- [Your instructions] This task calls for copying every line of the records that includes the word "JSON".

- [Website and app data records]
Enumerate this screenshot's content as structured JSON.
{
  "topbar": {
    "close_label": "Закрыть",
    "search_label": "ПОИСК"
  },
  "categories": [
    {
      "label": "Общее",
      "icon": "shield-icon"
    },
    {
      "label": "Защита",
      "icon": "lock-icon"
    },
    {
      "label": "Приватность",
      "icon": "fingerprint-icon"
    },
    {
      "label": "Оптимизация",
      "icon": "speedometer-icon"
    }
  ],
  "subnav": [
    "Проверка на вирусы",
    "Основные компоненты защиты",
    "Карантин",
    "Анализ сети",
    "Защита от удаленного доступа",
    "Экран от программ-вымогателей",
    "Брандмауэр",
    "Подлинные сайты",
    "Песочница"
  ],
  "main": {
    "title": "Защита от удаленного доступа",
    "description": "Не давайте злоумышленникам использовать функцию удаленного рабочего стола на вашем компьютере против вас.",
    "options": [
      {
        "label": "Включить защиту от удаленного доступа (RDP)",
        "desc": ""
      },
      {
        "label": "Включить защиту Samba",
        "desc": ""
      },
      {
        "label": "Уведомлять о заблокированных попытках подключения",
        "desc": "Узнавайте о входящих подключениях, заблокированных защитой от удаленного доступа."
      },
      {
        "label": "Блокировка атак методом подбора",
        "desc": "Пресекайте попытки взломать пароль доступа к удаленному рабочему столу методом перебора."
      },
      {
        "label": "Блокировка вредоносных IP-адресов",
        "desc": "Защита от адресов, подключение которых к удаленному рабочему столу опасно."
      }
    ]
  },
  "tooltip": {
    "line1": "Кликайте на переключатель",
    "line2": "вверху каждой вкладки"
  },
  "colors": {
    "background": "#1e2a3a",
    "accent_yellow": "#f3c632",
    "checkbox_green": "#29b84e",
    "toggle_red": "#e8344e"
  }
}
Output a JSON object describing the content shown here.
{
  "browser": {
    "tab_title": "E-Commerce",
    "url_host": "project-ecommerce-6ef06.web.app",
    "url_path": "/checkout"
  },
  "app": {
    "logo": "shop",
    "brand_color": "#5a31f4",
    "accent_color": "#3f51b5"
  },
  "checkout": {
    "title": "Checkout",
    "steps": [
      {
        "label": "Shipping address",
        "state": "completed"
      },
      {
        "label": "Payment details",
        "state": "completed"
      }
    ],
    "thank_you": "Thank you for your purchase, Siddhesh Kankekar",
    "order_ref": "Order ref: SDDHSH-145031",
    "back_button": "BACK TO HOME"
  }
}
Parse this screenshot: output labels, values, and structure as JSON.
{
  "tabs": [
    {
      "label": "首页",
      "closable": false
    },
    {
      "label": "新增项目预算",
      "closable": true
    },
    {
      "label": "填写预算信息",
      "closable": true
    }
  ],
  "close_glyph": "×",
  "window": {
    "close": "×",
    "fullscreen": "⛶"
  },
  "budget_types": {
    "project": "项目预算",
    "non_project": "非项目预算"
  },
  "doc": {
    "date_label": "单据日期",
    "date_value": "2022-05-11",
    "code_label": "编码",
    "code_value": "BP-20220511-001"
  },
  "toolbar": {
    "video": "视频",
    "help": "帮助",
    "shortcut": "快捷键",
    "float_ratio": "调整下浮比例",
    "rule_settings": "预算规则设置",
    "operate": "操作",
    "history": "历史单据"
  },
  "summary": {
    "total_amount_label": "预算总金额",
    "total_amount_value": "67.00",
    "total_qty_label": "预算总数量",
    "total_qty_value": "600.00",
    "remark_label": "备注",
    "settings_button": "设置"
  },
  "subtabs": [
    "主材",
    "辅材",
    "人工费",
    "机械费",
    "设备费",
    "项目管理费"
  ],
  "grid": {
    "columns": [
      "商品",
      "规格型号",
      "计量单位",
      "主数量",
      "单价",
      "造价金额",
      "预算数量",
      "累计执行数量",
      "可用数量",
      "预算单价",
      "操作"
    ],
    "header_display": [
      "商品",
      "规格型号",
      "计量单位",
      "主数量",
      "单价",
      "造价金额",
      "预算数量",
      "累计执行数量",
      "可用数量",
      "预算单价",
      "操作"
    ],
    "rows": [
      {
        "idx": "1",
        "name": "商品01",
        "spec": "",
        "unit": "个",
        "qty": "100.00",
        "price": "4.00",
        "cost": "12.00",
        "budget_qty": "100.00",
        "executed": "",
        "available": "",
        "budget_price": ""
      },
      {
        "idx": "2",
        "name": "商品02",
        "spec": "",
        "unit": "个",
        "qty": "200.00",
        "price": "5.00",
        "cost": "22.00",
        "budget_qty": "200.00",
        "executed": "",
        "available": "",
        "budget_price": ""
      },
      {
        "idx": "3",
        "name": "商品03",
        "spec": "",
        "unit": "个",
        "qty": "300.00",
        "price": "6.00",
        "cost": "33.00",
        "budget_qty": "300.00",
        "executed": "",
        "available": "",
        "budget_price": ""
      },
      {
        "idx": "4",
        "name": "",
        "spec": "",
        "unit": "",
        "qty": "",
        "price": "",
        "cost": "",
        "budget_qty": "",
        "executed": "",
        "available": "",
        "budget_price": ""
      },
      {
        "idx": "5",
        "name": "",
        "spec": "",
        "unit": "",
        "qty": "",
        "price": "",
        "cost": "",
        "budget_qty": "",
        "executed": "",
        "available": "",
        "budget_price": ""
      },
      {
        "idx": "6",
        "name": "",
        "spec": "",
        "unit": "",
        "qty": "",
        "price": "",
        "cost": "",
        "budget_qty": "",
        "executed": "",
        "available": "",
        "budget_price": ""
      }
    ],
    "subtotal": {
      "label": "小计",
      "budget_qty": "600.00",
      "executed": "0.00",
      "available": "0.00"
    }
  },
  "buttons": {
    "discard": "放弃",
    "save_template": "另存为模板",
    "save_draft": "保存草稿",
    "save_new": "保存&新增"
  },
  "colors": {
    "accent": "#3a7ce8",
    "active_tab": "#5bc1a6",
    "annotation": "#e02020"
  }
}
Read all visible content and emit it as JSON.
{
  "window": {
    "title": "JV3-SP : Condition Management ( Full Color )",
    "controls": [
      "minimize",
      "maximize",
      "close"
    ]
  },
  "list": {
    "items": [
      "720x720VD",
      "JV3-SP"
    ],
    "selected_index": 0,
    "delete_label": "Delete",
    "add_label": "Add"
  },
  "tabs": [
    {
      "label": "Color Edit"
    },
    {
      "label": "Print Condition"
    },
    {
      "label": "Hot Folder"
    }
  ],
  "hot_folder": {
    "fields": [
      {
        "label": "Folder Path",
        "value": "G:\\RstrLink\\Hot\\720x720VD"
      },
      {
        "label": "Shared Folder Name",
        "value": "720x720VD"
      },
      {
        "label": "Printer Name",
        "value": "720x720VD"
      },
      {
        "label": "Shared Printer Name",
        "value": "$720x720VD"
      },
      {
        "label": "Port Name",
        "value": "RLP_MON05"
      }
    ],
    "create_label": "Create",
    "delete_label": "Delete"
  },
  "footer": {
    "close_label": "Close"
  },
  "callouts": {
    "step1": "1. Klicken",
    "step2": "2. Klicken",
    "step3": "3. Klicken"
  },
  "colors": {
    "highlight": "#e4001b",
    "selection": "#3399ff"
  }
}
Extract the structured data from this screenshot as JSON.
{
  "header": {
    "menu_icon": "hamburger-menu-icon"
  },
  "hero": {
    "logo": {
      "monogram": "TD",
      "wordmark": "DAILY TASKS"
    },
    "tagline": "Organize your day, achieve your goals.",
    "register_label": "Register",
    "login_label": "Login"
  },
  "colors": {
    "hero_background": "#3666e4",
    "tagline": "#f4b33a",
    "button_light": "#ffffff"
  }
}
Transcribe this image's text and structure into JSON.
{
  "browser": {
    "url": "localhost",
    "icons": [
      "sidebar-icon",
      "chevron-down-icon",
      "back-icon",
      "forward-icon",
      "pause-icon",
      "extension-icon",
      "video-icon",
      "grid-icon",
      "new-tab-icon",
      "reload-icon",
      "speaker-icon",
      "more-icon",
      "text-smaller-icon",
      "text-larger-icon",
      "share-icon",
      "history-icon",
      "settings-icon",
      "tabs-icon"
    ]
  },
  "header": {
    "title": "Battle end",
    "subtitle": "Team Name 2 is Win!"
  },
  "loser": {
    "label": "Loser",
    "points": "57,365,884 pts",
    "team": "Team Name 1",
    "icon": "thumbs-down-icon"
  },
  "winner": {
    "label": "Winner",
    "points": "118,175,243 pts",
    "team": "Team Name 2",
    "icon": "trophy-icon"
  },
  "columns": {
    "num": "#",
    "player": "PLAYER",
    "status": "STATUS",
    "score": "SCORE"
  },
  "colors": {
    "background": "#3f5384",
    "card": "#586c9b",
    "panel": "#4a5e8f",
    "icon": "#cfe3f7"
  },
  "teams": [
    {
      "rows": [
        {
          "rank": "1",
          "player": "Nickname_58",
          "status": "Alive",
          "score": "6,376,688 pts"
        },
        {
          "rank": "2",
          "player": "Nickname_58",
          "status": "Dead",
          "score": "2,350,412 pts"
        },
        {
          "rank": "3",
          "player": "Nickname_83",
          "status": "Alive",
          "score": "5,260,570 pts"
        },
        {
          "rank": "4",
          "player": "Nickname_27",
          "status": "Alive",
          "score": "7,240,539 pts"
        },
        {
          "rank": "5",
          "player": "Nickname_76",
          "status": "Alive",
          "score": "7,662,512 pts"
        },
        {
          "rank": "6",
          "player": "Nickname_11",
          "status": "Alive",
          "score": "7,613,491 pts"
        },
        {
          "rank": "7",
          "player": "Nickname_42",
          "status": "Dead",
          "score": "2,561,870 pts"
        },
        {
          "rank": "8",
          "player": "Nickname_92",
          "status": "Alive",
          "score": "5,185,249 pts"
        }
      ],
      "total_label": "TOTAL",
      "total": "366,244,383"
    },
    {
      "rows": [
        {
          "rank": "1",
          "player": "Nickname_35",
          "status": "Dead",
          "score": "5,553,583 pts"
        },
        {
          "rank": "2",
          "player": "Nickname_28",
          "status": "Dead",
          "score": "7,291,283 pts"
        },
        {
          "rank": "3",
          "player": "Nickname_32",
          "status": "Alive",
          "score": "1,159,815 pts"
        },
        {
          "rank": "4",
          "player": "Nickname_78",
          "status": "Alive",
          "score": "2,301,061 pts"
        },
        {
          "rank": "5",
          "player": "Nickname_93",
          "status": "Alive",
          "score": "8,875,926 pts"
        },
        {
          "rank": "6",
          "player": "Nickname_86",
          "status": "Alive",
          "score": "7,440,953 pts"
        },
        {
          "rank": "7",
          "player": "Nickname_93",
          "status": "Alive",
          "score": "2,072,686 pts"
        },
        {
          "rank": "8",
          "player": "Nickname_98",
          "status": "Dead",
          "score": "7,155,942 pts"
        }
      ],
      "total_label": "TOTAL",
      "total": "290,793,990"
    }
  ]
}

- [Completed task]
Enumerate this screenshot's content as structured JSON.
Output a JSON object describing the content shown here.
Parse this screenshot: output labels, values, and structure as JSON.
Read all visible content and emit it as JSON.
Extract the structured data from this screenshot as JSON.
Transcribe this image's text and structure into JSON.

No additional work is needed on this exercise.